Problem was, I was no Corben or Whelan. In my attempt to portray the musculature of one thark’s buff pectoral muscles, I succeeded in drawing what one daycare worker interpreted to be bare BREASTS! (I understand comic-book illustrator Rob Liefeld would run into the same problem in the ‘90s with Captain America. Check out the image after the “Read More” jump to see one of the most anatomically challenged pieces ever rendered by a professional artist.)

Liefeld’s infamous ’90s illustration of the Cap, whose bosom seems to swell with the milk of liberty.

When my dad got home, he started yelling at me, waving the picture in my face. At first I was bewildered — was there something wrong about drawing aliens? He and my Grandad were the ones who introduced me to ERB! Then it clicked, what my dad was protesting — and sure enough, when I looked at the drawing again, it looked like a four-armed, bald-headed, tusked woman wielding a pair of swords whilst wearing nothing but a loincloth.

“What, Me Worry?”

It wasn’t more than three years later — sixth grade — that history would repeat itself. This time, though, it wasn’t a misinterpretation of the subject but of intent. I doodled a picture that my teacher promptly confiscated, then passed along to my parents (man, I wish they’d saved it). It was inspired by the artwork I was then seeing in publications like Mad and Cracked, and it portrayed a man shooting a hole through another man’s head.

corben john carterNow, this was years before the era of school shootings, and no, I never entertained any such fantasies. (My school fantasies tended toward: the school is invaded by aliens; I turn out to be the only one who can fight them; and then that cute girl really notices me.) I did not consciously identify with either the shooter or the victim in the picture; to me they were meant to be cartoon people committing cartoon violence of the sort I was seeing lots of in the comic-magazines I was then so enamored of.

I can only refer to a thirty-year-old memory, but I think the drawing was pretty good, with forced perspective so you could see through the hole in the guy’s forehead, and the bullet foreshortened so you could follow its trajectory that would take it over the viewer’s right shoulder. But boy did it send up a red flag for my teacher.

john corben carterI don’t think my dad yelled as much this time around (portrayals of violence never seem to be as offensive in our society as portrayals of sexuality, right?). He just said don’t draw people blowing each other’s brains out again. The school did have me meet with a school psychologist, who administered some tests, said I had a high IQ, and put me in the gifted program. So it all worked out.

While I did continue to pursue drawing a little in my adolescence and young adulthood — doing political cartoons for my college newspaper and a few spot illustrations for small-press sf mags — I haven’t done much drawing in a while.

But I think the next time I do, my subject matter will be a nude female thark, all four of her hands gripping pistols, blowing cartoon holes through four villains’ foreheads. Just because I can.

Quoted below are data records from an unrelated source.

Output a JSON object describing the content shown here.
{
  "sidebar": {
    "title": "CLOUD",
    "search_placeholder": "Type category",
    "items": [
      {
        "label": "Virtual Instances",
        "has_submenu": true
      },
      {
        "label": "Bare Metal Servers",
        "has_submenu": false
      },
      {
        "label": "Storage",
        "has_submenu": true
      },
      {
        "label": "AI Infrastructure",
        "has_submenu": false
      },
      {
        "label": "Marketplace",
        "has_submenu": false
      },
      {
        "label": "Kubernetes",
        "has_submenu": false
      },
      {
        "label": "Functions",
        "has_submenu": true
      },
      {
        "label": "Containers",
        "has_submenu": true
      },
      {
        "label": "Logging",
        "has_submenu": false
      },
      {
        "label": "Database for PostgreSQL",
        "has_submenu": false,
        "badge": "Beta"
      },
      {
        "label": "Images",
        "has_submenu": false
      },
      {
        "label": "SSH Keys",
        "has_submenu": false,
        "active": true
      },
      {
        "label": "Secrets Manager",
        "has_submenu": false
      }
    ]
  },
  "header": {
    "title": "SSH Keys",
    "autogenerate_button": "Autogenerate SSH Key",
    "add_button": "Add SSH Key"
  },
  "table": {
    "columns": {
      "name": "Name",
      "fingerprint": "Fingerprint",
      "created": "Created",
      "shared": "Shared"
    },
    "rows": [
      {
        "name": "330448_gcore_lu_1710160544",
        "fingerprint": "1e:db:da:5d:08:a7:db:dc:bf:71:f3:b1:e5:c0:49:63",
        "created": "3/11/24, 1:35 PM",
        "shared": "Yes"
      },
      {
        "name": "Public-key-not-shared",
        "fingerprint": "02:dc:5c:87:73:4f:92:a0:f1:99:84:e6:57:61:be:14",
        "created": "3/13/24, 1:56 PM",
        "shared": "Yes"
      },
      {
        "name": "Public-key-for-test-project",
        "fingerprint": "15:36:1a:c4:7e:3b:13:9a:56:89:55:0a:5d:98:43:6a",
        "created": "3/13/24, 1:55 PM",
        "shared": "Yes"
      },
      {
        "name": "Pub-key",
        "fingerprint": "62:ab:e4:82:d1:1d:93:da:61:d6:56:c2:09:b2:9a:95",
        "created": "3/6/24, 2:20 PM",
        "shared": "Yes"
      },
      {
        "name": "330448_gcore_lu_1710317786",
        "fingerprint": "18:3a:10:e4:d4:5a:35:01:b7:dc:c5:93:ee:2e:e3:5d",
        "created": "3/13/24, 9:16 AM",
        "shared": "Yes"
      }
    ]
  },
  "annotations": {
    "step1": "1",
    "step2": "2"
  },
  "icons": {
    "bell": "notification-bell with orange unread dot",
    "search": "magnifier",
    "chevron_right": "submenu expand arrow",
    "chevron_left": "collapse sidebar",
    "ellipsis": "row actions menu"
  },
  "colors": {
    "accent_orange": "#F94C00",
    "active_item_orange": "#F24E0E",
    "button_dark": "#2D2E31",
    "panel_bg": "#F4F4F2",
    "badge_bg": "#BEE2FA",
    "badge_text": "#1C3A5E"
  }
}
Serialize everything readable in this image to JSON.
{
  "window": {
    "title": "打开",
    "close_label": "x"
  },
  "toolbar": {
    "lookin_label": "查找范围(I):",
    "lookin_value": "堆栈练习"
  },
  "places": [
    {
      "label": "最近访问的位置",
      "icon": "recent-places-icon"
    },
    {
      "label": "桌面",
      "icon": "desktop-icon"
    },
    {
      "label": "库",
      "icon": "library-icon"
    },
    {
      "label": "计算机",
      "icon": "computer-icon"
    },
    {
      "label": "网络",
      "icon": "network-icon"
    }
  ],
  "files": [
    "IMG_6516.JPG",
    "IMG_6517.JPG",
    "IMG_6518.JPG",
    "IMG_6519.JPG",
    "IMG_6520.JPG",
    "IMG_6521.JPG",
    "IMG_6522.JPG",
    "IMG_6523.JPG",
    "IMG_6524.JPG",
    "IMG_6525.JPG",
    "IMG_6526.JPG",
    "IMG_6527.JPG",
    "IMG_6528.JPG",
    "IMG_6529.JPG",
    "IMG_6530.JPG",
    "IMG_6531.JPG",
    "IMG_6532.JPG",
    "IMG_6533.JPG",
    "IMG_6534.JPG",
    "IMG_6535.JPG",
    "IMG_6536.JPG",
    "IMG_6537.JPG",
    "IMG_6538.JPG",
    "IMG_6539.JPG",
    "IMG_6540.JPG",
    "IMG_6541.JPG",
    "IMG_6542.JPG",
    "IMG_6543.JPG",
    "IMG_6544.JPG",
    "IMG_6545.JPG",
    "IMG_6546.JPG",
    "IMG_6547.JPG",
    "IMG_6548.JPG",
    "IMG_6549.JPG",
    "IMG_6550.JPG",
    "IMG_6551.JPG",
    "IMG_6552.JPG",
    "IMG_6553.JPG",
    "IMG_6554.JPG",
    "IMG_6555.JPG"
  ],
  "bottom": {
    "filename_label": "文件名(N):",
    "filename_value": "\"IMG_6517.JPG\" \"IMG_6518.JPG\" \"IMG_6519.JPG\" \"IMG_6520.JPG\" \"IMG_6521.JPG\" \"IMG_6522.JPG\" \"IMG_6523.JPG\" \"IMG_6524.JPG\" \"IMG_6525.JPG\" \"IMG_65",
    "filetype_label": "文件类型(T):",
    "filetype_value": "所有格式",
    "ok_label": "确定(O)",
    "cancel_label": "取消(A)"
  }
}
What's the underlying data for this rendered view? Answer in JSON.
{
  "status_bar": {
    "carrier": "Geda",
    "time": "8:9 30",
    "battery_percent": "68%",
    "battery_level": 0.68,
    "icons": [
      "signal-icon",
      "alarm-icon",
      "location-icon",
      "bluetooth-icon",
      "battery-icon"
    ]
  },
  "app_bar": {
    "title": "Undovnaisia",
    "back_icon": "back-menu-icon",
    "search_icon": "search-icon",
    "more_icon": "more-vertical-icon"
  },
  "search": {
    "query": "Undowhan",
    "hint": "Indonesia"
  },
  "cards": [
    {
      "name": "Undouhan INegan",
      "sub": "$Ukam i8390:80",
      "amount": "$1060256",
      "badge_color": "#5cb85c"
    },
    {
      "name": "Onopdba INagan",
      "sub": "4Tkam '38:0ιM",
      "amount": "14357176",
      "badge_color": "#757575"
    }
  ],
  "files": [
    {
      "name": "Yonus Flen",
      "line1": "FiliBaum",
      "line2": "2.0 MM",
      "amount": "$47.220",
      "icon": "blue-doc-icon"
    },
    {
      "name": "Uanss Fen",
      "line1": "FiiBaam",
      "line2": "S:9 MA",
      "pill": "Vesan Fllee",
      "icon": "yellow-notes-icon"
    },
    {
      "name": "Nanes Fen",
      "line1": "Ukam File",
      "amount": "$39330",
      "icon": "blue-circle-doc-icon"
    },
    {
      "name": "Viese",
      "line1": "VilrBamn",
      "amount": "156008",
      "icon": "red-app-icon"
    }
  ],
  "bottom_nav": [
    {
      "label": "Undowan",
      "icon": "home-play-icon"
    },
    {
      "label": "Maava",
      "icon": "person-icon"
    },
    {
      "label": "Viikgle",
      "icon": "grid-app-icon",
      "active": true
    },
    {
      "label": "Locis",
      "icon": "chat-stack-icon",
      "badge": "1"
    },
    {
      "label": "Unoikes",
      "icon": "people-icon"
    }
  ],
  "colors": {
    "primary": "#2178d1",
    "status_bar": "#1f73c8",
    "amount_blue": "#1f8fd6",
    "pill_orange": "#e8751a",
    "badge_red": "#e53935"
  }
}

Notify of

Newest Most Voted
Inline Feedbacks
View all comments
Wild Ape

That was funny! I have to agree that Captain America’s man boobs looked terrible. Art is difficult but that particular area is important to master be it man or woman. I have a new appreciation for how difficult it would be to draw a thark. There is more at play than four arms and tusks. Don Martin had some of the most violent cartoons but they were funny. I think my favorite was one where a kid was squeamish about pulling off a bandaid so his friend convinces him that faster was better. He ended up ripping the bandage off and two chunks of meat were attached to the adhesive part of the bandaid. It sounds horrible but it was hilarious. I got into trouble for reading a Mad Magazine in class and ironically we were discussing satire and sarcasm. Great post. This ape gives you two thumbs and three bananas up.

[…] How Edgar Rice Burroughs and Mad Magazine got me into Trouble […]

Would love your thoughts, please comment.x